Bea glanced at the people in the hallway; many looked to be decades her senior. From glistening eyes and use of hankies she guessed that Susannah had been truly liked by her friends, neighbours and servants.
‘I’ve no need of a ride, Alex,’ Bea whispered, nodding at some elderly ladies close by, dabbing at their eyes. ‘There are others more deserving.’ She stepped outside onto the mellow flags of a flight of steps that cascaded between stone pillars down to an expanse of gravel. At least half a dozen assorted crested vehicles were lined up in a semi-circle, ready for use. The glossy-flanked grey and ebony horses appeared impeccably behaved as they tossed regal black-plumed heads.
Beatrice noticed that a column of mourners was snaking towards the chapel. Pulling her silk cloak about her, she started off too, at the tail-end of it.
‘The sun seems reluctant to escape the clouds.’
Beatrice’s spine tingled at the sound of that familiar baritone. Hugh Kendrick was several yards behind but had obviously addressed her as no other person was within earshot. He seemed to be casually strolling in her wake, yet with no obvious effort he had quickly caught her up and fallen into step at her side.

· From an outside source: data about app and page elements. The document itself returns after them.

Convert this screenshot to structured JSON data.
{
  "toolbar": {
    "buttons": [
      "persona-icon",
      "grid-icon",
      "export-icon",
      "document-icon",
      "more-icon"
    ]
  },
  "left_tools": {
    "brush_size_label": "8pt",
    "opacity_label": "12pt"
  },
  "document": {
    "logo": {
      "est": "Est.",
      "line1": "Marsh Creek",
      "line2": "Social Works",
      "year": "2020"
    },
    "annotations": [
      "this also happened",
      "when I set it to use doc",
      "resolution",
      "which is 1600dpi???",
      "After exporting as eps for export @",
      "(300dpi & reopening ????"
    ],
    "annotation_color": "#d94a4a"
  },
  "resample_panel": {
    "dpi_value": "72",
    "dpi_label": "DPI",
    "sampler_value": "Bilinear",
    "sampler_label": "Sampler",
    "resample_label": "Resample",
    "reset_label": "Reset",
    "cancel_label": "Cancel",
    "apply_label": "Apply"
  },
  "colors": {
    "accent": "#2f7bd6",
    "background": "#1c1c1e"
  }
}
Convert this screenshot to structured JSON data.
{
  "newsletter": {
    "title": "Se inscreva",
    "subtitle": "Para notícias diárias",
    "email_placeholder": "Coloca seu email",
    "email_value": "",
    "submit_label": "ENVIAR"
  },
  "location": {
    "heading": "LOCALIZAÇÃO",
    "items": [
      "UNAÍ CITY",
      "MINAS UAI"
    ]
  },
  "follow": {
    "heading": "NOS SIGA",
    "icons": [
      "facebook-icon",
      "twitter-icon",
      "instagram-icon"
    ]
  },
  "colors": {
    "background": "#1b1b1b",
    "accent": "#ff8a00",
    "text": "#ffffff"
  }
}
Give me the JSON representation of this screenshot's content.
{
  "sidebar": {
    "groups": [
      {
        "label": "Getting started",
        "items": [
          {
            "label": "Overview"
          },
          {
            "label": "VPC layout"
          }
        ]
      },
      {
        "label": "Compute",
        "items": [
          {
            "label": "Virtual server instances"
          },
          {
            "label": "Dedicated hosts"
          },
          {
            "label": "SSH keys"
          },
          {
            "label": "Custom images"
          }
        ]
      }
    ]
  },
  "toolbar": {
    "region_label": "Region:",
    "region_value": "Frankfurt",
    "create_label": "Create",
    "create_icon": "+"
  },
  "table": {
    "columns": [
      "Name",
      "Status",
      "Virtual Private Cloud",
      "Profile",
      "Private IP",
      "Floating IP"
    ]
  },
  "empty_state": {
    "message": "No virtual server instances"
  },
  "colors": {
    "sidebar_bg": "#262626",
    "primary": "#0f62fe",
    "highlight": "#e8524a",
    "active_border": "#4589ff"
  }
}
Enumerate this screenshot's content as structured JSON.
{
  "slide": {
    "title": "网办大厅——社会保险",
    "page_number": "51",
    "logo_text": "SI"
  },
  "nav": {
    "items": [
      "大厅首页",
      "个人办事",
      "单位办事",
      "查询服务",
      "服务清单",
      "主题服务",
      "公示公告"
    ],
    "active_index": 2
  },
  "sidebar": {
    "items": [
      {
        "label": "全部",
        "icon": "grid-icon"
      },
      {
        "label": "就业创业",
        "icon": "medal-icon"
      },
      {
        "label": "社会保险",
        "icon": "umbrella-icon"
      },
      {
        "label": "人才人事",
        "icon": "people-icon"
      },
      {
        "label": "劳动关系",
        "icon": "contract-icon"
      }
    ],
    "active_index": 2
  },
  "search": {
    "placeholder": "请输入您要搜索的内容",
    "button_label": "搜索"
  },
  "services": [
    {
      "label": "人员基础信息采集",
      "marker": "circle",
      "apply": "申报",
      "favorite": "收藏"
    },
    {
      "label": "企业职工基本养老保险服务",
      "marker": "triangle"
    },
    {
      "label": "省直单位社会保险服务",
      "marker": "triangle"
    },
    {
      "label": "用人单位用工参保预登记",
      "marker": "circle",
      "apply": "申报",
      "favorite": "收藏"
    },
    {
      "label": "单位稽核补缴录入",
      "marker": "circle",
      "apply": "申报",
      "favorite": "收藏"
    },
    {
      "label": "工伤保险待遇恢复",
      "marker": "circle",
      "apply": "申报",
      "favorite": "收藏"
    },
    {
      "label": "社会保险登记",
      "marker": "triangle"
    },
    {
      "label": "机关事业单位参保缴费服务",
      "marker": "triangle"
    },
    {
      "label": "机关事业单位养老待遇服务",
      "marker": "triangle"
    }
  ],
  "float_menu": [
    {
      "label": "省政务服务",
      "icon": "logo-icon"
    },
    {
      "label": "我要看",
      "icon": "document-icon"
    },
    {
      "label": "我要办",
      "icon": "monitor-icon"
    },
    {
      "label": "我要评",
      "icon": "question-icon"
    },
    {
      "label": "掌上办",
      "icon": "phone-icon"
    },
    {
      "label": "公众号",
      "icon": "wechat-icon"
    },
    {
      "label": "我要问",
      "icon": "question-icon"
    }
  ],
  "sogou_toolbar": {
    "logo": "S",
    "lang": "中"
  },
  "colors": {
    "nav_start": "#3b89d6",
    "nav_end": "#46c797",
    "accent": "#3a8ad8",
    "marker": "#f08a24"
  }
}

‘It is an unwritten law that funerals and weddings must have more than a fair share of bad weather.’ Bea’s light comment was given while gazing at a mountain of threatening grey nimbus on the horizon. To avoid his steady gaze she then turned her attention to the rolling parkland of Blackthorne Hall that stretched as far as the eye could see. The green of the grass had adopted a dull metallic hue beneath the lowering atmosphere.
‘Were you preparing for showers on your own wedding day?’
Beatrice was surprised that he’d mentioned that. A quick glance at his eyes reassured her that he hadn’t spoken from malice. She guessed he wanted to air the matter because, if ignored, it might wedge itself awkwardly between them. She was hopeful he shared her view that any hostilities between them should be under truce today.
‘I was banking on a fine day in June, but one never knows...and now it is all academic in any case.’
A breeze whipped golden tendrils of hair across her forehead and she drew her cloak closely about herself. She scoured her mind for a different topic of conversation but didn’t feel determined to rid herself of his company.
‘It seems the dowager was liked and respected by a great many people. My father has sung her sincere praises and those of her late husband.’
‘They were nice people. The late Lady Blackthorne was always kind and friendly to me. I was made to feel at home when I spent school holidays with Alex here at the Hall.’
Bea smiled. ‘You have known each other a long time?’
‘More than twenty years.’
‘I expect you were a couple of young scamps.’
‘Indeed we were...’ Hugh chuckled in private reminiscence, then sensed Bea’s questioning eyes on him. ‘Please don’t ask me to elaborate.’
‘Well, sir, now you’ve hinted at your wickedness I feel I must press for more details.’ A teasing blue glance peeked at his lean, tanned profile.
‘Just the usual boyish antics...climbing trees, catching frogs and tadpoles, building camp fires that rage out of control,’ Hugh admitted with a hint of drollery.
‘A fire...out of control?’ Beatrice echoed with scandalised interest.
‘It was a dry summer...’ Hugh’s inflection implied that the drought mitigated the disaster. ‘Luckily for us the old viscount remained reasonably restrained when learning that his son and heir together with his best friend had burned down a newly planted copse of oak saplings while frying eggs for their supper.’
Beatrice choked a horrified laugh. ‘Thank goodness neither of you were injured.’
‘I burned myself trying to put the fire out...’ Hugh flexed long-fingered hands.
Bea had never before noticed, or felt when he’d caressed her, that area of puckered skin on one of his palms. She recalled his touch had always been blissfully tender. Quickly she shoved the disturbing memory far back in her mind before he became puzzled as to what he might have said or done to make her blush.
‘It was quite an inferno,’ Hugh admitted. ‘It frightened the life out of the viscountess; she made Alex and me amuse ourselves indoors for the rest of the holiday. We rolled marbles with bandaged hands till we were sick of the sight of them. Even when the physician told us we were fit to be let out we were kept confined to barracks. But I wasn’t sent home in well-deserved disgrace.’ His boyish expression became grave. ‘I could give you many other instances of Susannah’s kindness and tolerance.’